» **Exercise directions**
What you return should match the data below exactly, with no pictures in it.

========================================

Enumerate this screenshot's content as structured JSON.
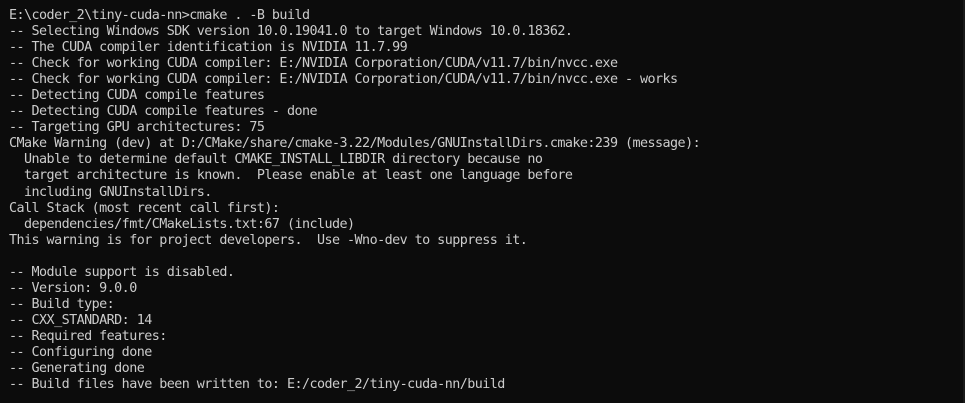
{
  "console": {
    "lines": [
      "E:\\coder_2\\tiny-cuda-nn>cmake . -B build",
      "-- Selecting Windows SDK version 10.0.19041.0 to target Windows 10.0.18362.",
      "-- The CUDA compiler identification is NVIDIA 11.7.99",
      "-- Check for working CUDA compiler: E:/NVIDIA Corporation/CUDA/v11.7/bin/nvcc.exe",
      "-- Check for working CUDA compiler: E:/NVIDIA Corporation/CUDA/v11.7/bin/nvcc.exe - works",
      "-- Detecting CUDA compile features",
      "-- Detecting CUDA compile features - done",
      "-- Targeting GPU architectures: 75",
      "CMake Warning (dev) at D:/CMake/share/cmake-3.22/Modules/GNUInstallDirs.cmake:239 (message):",
      "  Unable to determine default CMAKE_INSTALL_LIBDIR directory because no",
      "  target architecture is known.  Please enable at least one language before",
      "  including GNUInstallDirs.",
      "Call Stack (most recent call first):",
      "  dependencies/fmt/CMakeLists.txt:67 (include)",
      "This warning is for project developers.  Use -Wno-dev to suppress it.",
      "",
      "-- Module support is disabled.",
      "-- Version: 9.0.0",
      "-- Build type:",
      "-- CXX_STANDARD: 14",
      "-- Required features:",
      "-- Configuring done",
      "-- Generating done",
      "-- Build files have been written to: E:/coder_2/tiny-cuda-nn/build"
    ]
  }
}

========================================

» **Written solution**
Enumerate this screenshot's content as structured JSON.
{
  "console": {
    "lines": [
      "E:\\coder_2\\tiny-cuda-nn>cmake . -B build",
      "-- Selecting Windows SDK version 10.0.19041.0 to target Windows 10.0.18362.",
      "-- The CUDA compiler identification is NVIDIA 11.7.99",
      "-- Check for working CUDA compiler: E:/NVIDIA Corporation/CUDA/v11.7/bin/nvcc.exe",
      "-- Check for working CUDA compiler: E:/NVIDIA Corporation/CUDA/v11.7/bin/nvcc.exe - works",
      "-- Detecting CUDA compile features",
      "-- Detecting CUDA compile features - done",
      "-- Targeting GPU architectures: 75",
      "CMake Warning (dev) at D:/CMake/share/cmake-3.22/Modules/GNUInstallDirs.cmake:239 (message):",
      "  Unable to determine default CMAKE_INSTALL_LIBDIR directory because no",
      "  target architecture is known.  Please enable at least one language before",
      "  including GNUInstallDirs.",
      "Call Stack (most recent call first):",
      "  dependencies/fmt/CMakeLists.txt:67 (include)",
      "This warning is for project developers.  Use -Wno-dev to suppress it.",
      "",
      "-- Module support is disabled.",
      "-- Version: 9.0.0",
      "-- Build type:",
      "-- CXX_STANDARD: 14",
      "-- Required features:",
      "-- Configuring done",
      "-- Generating done",
      "-- Build files have been written to: E:/coder_2/tiny-cuda-nn/build"
    ]
  }
}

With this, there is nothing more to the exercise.